And in his illness, he discovered the reticent man’s perfect refuge, a new way of communicating with his family, a way he could finally share his feelings and thoughts without saying a word: he discovered the movies. Or, DVDs, to be more accurate.
Surprising lessons through movies
Humphrey Bogart, Bette Davis, Jimmy Stewart, Henry Fonda – he found all the great actors and classics at the library, online or at the video store. His collection grew and he began to branch out to more recent films. He would urge me to watch his favorites, pushing a prized DVD into my hand with the encouragement: “Watch this! You’ll learn something!”
What I think he meant was that I would learn something about him, something he yearned to share with me. His movie selections seemed to reflect some aspect of his personality. With each movie, my enigmatic father became slightly less of an enigma.
Here were his favorites:
Cool Hand Luke: Because you can never have too many hardboiled eggs. Paul Newman plays the loner who refuses to conform to prison authority. Dad appreciated the irony of the line: “What we’ve got here is failure to communicate.”
Young Frankenstein: This movie showed us Dad laughed most and hardest at wonderfully silly puns and sight gags. Marty Feldman’s moveable hump and Frau Blucher’s affect on horses brought tears to his eyes.
Cast Away: Dad liked the survivalist theme in this movie. Alone and bereft of human contact, what would you do?
The DaVinci Code: This movie conformed to Dad’s view of the world. Who do you trust in life: the church, a good friend, your mentor, your family? Plus, it was a good thriller, which he always enjoyed.
Forrest Gump: Another Tom Hanks’ movie! Dad idolized Tom Hanks. Tom Hanks could do no wrong. Dad would watch Tom Hanks in an underwear commercial. When Tom Hanks goes to the great theater in the sky, Dad will be first in line to shake his hand.
Amadeus: This had one of Dad’s favorite lines: “Too many notes!” This comment was uttered by the Emperor to Mozart when describing Mozart’s work. “Too many notes!” became Dad’s signature line to end any conversation he found annoying. He used this a lot with me.
I learned many lessons in caring for Dad in his final years. I learned to accept our relationship with all its quirks and to accept his desire for solitude. I learned there are many different ways of communicating and silence is a surprisingly valid one. I don’t know if I would have learned these lessons as vividly without our relationship. Perhaps in this journey of life I didn’t get the father I wanted, but the father I needed.

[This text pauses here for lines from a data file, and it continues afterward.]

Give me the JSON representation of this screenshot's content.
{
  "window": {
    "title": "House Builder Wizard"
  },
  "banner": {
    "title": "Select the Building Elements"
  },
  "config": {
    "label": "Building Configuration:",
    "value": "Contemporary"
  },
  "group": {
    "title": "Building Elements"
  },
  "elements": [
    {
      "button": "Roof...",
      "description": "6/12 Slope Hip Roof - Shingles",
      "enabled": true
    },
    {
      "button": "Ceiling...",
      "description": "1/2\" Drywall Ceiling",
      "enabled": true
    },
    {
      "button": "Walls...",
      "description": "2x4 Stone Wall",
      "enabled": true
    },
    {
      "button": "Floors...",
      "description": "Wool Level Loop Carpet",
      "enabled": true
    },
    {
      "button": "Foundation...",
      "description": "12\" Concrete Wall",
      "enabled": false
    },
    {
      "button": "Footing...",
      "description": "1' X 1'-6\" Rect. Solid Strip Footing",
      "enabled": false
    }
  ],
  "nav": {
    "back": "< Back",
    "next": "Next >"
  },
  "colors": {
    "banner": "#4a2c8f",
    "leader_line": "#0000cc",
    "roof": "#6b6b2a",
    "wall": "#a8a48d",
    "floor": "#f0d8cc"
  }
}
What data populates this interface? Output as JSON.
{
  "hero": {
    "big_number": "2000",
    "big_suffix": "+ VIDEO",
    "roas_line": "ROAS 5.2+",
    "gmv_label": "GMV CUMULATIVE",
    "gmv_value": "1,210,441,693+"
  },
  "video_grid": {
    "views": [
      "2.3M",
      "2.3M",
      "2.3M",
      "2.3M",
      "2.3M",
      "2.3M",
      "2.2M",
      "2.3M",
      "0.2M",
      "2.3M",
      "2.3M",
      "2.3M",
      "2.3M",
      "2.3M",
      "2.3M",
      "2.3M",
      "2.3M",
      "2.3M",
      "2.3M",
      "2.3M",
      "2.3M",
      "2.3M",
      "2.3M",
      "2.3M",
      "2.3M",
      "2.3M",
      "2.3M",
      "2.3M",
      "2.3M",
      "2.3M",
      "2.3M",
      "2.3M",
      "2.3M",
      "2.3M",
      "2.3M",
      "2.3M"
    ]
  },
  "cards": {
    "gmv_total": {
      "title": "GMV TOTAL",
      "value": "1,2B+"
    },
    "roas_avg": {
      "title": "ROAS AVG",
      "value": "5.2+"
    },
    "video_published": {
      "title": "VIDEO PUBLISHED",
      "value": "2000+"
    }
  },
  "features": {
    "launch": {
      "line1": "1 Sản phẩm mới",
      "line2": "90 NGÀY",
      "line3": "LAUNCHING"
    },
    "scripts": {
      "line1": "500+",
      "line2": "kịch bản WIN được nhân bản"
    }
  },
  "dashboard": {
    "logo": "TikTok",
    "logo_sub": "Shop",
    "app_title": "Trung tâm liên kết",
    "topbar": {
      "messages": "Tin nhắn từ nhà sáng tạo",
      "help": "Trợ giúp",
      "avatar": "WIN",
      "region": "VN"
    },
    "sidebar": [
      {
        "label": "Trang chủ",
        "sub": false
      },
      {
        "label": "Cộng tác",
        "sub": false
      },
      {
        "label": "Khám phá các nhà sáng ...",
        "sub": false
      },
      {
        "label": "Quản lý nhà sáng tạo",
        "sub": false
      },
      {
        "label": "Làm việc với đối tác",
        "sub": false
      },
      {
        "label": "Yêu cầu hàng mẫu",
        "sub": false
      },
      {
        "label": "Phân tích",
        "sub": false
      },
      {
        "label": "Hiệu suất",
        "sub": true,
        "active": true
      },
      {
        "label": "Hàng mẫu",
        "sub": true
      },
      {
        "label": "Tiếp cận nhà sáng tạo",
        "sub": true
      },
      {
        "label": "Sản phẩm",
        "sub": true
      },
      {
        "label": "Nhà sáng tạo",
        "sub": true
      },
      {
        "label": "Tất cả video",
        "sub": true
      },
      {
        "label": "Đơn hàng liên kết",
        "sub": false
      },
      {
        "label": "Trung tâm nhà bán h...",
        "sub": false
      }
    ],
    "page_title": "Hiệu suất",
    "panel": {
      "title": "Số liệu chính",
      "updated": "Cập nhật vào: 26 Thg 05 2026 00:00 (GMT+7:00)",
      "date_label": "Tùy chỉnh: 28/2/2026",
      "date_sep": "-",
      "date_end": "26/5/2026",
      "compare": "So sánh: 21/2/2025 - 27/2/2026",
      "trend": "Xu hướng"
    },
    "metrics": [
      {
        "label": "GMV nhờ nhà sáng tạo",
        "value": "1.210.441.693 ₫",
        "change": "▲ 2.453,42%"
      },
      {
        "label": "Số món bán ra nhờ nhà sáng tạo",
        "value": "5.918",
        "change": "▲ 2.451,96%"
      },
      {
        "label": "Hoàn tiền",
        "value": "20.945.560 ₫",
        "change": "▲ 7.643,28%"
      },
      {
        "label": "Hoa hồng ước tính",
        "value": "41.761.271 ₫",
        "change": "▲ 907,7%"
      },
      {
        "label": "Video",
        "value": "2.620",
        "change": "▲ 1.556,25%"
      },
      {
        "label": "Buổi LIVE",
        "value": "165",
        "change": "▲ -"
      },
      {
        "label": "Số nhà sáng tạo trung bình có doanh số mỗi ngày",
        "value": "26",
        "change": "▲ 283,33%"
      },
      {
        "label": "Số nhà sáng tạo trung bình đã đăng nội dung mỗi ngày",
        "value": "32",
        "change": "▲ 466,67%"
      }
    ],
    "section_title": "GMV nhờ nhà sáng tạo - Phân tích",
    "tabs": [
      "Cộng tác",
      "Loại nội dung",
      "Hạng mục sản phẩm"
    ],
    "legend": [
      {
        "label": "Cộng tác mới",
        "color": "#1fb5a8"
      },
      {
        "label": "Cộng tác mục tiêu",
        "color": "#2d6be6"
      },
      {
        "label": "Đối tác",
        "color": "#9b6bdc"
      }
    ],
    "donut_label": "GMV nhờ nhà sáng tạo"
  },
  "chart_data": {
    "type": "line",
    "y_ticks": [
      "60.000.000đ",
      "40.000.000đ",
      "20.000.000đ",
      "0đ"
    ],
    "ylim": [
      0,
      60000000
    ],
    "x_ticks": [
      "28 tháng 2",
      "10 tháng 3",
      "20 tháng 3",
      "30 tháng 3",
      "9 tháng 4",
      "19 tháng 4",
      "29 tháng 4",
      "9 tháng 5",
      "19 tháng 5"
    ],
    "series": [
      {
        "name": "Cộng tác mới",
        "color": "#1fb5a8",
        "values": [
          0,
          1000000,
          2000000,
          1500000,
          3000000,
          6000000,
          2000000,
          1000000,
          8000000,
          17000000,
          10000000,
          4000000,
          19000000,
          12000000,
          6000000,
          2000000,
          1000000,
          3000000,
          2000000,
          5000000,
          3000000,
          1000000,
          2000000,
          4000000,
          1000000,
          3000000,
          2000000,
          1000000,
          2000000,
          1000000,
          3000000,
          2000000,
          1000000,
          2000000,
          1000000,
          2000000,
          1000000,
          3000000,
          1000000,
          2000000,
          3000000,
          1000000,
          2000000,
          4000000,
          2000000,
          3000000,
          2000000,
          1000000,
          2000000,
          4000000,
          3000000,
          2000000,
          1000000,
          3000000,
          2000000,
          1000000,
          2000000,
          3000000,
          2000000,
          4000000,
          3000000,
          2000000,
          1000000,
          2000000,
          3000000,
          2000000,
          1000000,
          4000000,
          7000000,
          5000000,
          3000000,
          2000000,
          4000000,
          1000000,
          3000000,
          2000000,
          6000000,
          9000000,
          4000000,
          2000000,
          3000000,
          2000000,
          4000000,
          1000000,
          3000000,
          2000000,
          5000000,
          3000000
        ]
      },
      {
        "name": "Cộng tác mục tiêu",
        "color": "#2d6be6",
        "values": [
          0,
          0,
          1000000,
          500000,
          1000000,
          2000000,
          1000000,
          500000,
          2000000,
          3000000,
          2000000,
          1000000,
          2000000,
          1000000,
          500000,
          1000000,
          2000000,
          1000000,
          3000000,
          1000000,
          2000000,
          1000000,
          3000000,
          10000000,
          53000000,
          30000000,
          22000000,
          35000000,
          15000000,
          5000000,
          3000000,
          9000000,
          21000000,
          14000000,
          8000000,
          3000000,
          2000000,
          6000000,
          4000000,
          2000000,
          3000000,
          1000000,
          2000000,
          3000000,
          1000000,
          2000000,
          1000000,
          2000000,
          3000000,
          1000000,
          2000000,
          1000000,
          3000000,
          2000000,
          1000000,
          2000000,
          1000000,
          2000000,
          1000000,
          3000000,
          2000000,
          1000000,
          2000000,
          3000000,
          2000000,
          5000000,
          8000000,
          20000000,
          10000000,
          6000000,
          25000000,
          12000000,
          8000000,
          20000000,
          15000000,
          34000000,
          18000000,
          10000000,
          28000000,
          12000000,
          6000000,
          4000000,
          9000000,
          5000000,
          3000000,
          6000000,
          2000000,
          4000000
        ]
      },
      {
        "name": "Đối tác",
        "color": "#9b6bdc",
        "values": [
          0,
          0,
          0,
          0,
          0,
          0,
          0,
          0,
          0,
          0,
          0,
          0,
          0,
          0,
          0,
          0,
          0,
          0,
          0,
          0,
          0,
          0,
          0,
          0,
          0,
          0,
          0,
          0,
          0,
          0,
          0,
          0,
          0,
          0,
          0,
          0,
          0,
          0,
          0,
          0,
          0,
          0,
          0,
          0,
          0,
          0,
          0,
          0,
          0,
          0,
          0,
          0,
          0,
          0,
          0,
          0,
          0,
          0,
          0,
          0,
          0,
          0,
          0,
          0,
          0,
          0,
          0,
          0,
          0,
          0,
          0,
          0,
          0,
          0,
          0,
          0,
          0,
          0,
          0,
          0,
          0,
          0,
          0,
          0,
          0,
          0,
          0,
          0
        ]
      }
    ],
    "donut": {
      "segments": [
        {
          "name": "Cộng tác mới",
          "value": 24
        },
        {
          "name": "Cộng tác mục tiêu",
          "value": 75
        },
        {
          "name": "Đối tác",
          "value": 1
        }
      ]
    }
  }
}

So, Dad, in 30 or 40 years (maybe more?), I’ll see you on the flip side where the movies are always playing and the endings are more satisfying than they are here on Earth. The popcorn’s always fresh, the sound system is fabulous and there’s never a tall guy with a big head sitting directly in front of you. Until then, save a seat for me, Dad.
I love you THIS much (arms outstretched as far as I can),
Dad on his 81st birthday.